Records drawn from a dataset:
[Start of section]

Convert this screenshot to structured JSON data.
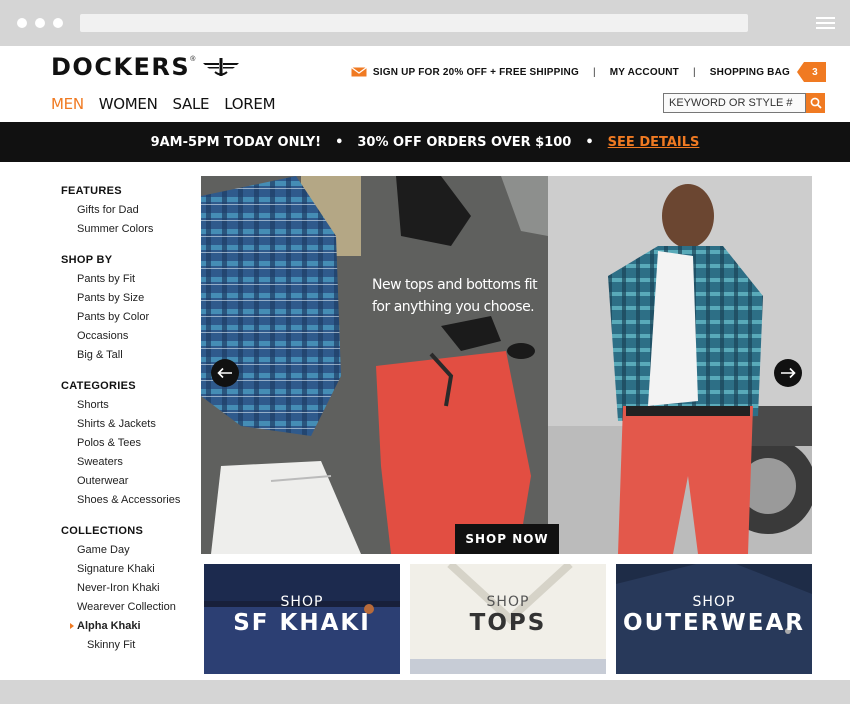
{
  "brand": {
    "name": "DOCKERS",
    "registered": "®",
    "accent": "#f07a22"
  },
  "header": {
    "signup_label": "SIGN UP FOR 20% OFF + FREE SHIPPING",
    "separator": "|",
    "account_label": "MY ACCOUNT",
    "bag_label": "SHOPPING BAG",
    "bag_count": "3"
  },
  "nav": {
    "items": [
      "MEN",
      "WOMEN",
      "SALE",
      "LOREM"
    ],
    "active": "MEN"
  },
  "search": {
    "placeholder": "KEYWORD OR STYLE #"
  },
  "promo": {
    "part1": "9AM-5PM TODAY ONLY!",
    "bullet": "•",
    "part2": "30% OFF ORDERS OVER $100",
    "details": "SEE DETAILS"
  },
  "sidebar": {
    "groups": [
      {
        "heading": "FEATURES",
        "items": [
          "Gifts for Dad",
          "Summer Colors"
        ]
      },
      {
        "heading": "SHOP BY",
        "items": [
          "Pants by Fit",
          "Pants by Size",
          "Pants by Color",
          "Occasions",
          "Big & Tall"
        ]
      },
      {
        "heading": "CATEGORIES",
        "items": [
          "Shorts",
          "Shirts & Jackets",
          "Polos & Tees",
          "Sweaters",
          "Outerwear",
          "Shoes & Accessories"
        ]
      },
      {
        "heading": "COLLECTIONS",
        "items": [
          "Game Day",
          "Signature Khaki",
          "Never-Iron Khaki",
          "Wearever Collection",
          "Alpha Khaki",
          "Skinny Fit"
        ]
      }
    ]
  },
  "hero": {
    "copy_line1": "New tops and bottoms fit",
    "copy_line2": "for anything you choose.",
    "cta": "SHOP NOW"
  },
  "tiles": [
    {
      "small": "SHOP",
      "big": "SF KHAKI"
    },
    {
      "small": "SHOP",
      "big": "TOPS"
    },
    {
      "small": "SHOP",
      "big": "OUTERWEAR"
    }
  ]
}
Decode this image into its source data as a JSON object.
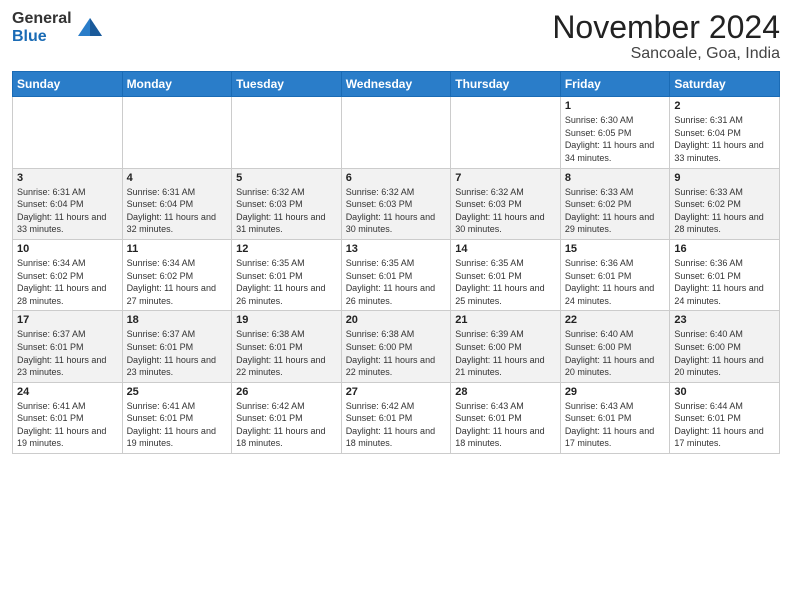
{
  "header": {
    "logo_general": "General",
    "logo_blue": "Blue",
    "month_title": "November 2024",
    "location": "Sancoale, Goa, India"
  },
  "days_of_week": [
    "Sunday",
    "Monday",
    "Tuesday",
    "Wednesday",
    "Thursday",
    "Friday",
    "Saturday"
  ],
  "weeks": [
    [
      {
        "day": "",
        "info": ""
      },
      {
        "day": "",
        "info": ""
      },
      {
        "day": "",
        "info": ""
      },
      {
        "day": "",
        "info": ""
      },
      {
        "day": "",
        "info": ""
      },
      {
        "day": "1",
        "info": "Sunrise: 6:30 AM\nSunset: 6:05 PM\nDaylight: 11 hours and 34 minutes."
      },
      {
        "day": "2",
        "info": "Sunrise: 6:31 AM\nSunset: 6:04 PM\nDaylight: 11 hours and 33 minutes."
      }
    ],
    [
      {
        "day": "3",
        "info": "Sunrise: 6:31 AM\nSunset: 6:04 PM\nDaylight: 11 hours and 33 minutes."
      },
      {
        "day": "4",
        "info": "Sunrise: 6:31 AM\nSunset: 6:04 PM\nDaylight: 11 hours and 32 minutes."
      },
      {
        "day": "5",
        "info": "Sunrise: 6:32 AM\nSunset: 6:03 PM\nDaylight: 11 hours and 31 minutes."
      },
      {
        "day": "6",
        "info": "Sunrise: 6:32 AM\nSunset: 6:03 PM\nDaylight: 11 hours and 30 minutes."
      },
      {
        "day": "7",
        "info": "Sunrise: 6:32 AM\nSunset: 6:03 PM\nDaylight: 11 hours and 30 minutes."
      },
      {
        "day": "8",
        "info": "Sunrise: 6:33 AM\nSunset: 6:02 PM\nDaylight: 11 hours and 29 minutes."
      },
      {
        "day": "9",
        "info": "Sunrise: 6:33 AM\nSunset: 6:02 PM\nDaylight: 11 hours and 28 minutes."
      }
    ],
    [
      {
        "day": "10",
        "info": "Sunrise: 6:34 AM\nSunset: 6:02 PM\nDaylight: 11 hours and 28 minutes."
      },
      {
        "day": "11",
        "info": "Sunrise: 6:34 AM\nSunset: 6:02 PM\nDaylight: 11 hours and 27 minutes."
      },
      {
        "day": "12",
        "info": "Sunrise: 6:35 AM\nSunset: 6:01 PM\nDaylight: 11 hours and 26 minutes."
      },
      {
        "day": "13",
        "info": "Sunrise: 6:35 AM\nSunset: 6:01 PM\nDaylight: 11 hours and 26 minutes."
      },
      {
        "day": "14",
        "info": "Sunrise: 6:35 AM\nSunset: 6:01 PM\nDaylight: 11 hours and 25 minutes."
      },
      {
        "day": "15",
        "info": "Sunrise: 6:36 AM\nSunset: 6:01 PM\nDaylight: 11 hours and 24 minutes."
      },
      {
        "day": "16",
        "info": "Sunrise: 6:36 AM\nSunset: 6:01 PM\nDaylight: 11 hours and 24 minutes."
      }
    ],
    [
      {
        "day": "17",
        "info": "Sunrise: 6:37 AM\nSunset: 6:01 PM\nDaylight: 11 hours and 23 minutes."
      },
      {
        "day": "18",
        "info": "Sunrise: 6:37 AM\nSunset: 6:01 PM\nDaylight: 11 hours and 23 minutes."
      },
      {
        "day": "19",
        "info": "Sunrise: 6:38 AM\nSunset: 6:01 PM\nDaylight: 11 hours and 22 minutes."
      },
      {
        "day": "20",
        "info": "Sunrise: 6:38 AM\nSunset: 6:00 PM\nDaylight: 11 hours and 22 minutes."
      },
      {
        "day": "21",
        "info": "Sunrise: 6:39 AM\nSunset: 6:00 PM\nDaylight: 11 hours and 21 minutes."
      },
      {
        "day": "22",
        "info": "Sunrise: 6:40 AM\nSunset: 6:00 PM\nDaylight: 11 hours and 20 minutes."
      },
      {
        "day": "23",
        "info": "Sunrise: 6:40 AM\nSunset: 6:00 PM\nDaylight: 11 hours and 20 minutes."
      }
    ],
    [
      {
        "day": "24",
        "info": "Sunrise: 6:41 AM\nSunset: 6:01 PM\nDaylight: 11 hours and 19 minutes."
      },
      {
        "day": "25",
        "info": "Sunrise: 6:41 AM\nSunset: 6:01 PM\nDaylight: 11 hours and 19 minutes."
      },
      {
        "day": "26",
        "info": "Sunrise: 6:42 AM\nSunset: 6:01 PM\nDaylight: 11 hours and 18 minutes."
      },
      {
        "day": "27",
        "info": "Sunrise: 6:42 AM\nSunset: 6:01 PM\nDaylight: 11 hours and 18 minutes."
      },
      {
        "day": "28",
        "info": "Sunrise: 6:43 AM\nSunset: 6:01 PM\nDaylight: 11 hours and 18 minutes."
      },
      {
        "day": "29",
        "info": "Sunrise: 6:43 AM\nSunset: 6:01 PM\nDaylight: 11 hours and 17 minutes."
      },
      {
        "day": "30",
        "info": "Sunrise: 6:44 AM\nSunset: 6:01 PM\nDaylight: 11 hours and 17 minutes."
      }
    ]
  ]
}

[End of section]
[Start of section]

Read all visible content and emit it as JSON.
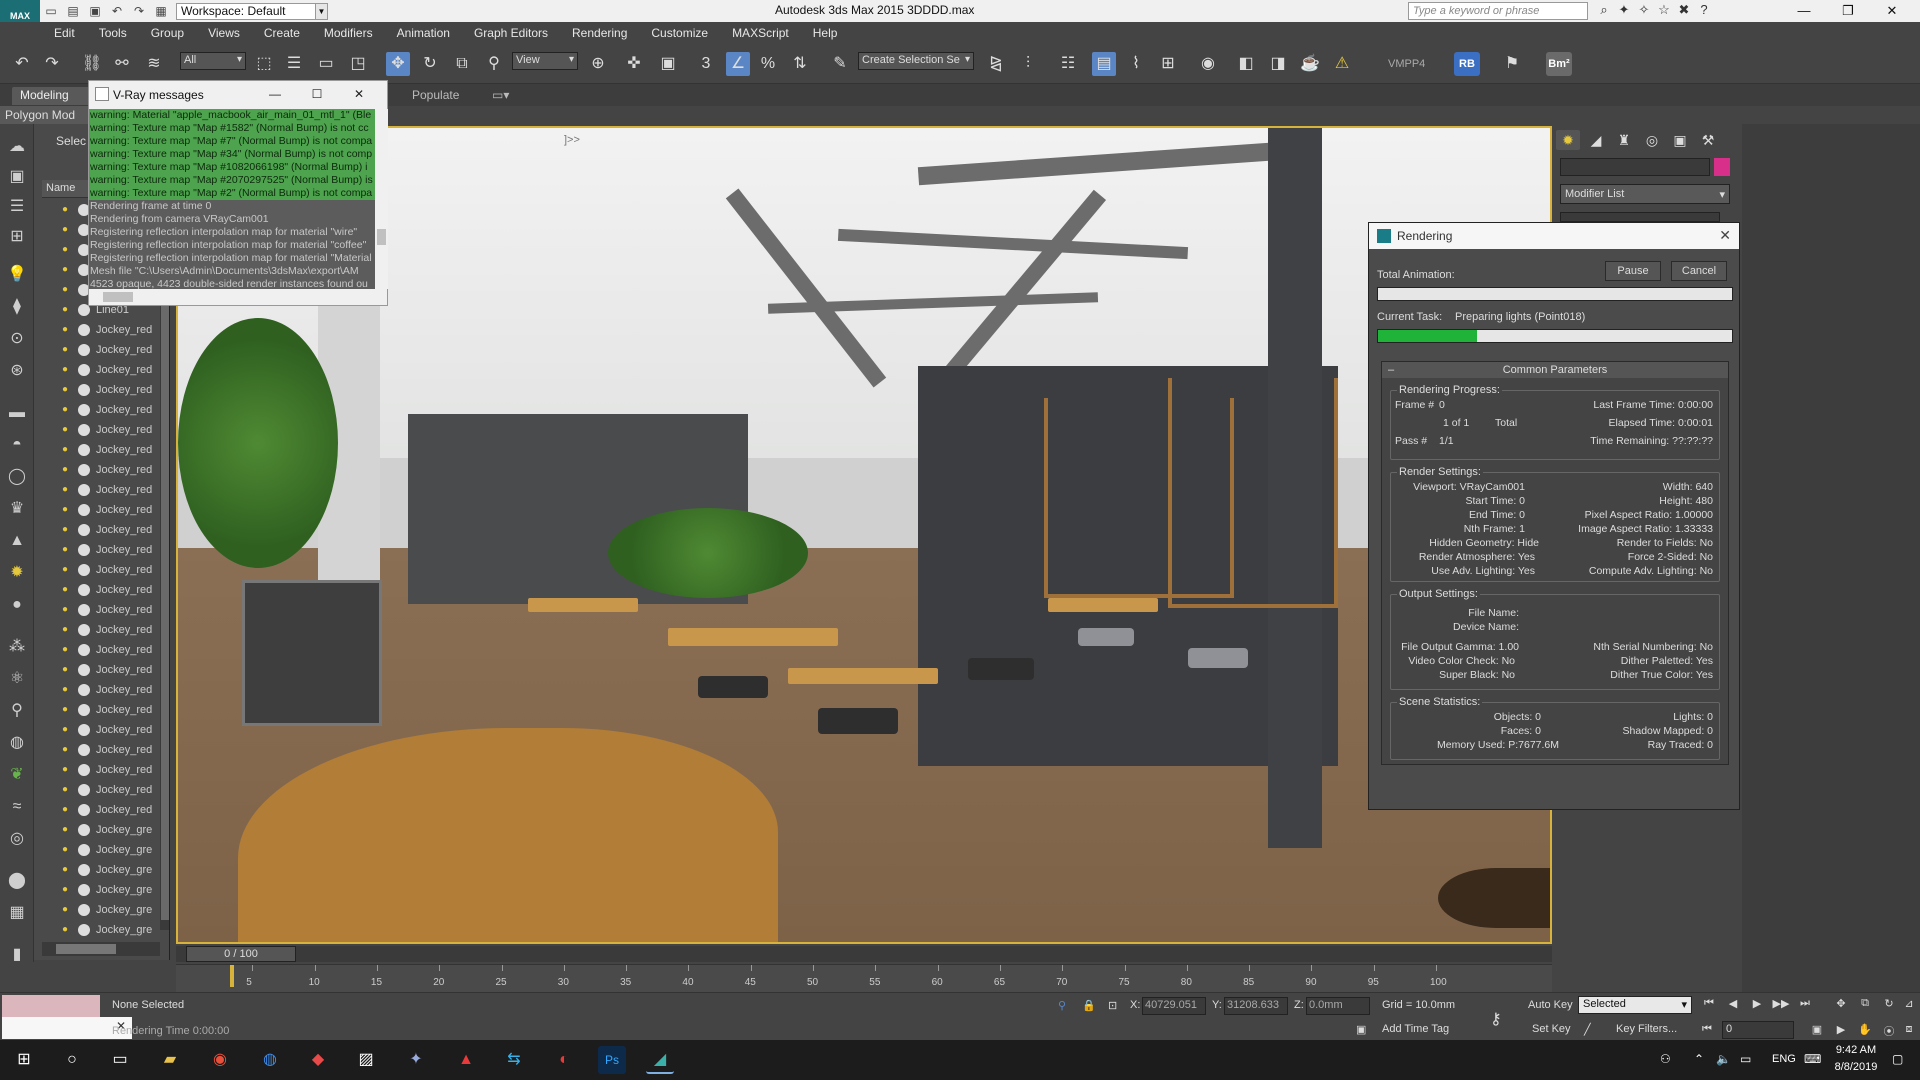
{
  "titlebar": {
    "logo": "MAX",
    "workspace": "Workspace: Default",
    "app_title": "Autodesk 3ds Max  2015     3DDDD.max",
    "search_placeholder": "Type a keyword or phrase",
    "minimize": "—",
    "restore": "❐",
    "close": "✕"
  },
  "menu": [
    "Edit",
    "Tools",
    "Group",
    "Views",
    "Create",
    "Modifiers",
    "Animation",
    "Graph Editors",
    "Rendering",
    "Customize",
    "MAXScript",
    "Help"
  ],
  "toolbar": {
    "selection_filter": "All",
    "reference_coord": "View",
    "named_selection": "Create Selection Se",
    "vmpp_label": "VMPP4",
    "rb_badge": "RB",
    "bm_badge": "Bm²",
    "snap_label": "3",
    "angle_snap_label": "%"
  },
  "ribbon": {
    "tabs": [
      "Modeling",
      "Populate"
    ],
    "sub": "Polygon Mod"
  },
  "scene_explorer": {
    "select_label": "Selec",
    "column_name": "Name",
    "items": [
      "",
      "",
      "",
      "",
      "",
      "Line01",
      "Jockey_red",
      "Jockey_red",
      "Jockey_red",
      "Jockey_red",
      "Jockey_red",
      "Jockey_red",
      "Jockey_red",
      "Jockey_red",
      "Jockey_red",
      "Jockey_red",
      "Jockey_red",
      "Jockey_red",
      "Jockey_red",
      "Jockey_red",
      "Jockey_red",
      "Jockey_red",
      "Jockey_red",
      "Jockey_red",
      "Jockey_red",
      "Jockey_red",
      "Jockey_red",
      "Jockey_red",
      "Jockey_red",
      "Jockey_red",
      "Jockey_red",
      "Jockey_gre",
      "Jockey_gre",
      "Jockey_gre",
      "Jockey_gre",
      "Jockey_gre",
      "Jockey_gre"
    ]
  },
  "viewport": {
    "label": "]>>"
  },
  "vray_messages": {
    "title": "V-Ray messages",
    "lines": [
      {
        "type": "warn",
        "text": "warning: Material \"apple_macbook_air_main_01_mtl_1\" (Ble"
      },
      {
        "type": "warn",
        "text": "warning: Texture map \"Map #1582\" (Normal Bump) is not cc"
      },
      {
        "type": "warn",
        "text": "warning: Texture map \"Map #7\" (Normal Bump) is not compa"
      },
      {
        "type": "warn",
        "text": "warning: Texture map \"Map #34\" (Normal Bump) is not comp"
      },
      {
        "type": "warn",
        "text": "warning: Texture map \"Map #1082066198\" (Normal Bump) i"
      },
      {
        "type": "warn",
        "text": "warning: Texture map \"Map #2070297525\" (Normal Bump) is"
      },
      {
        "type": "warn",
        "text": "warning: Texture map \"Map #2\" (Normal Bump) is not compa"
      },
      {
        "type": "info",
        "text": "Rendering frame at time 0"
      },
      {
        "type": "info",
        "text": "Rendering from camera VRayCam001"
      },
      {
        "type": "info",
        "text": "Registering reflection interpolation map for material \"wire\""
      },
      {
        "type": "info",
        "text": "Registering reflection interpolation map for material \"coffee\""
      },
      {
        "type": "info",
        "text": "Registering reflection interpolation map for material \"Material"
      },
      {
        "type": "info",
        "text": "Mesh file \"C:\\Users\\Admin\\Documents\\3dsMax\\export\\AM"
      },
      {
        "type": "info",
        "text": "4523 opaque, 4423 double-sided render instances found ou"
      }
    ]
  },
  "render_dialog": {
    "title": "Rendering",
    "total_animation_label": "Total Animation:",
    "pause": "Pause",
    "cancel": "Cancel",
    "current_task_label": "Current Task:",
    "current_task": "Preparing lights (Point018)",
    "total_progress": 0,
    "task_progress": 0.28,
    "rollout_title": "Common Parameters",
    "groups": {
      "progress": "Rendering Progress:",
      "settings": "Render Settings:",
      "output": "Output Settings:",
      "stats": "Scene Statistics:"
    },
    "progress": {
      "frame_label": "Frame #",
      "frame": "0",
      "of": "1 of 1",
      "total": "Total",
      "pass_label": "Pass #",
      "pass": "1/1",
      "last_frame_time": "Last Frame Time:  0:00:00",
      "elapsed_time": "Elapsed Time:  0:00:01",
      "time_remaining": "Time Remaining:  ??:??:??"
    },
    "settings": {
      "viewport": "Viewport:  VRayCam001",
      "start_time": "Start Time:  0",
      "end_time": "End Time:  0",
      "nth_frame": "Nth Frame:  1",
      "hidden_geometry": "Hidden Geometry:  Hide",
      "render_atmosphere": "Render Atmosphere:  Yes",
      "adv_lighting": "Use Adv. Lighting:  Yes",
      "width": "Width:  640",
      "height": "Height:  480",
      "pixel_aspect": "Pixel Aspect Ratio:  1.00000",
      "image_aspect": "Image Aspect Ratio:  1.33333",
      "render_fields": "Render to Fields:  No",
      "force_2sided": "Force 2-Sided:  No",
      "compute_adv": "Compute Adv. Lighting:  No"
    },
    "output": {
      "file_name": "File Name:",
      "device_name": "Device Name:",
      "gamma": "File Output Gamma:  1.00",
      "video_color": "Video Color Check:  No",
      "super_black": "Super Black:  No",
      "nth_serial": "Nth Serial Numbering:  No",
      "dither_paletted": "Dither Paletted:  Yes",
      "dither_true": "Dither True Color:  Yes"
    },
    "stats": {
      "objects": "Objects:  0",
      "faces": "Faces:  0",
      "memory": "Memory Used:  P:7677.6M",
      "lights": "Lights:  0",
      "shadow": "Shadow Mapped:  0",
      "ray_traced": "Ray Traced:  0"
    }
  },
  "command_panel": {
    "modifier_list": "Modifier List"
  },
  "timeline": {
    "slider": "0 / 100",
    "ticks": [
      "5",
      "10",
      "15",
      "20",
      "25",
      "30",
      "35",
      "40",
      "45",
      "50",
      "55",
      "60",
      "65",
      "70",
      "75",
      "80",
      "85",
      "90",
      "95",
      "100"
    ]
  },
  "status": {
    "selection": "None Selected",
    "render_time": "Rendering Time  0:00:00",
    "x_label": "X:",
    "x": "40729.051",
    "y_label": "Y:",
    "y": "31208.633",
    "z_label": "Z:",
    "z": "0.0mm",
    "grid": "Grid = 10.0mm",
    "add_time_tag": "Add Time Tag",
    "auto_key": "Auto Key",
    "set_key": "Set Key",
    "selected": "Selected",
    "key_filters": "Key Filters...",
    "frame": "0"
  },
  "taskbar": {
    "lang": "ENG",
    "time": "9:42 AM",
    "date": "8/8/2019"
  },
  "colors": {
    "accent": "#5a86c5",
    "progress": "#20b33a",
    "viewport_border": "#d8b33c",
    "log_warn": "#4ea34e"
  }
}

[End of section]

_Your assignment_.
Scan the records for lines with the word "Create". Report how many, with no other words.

_Solution to the problem_.
2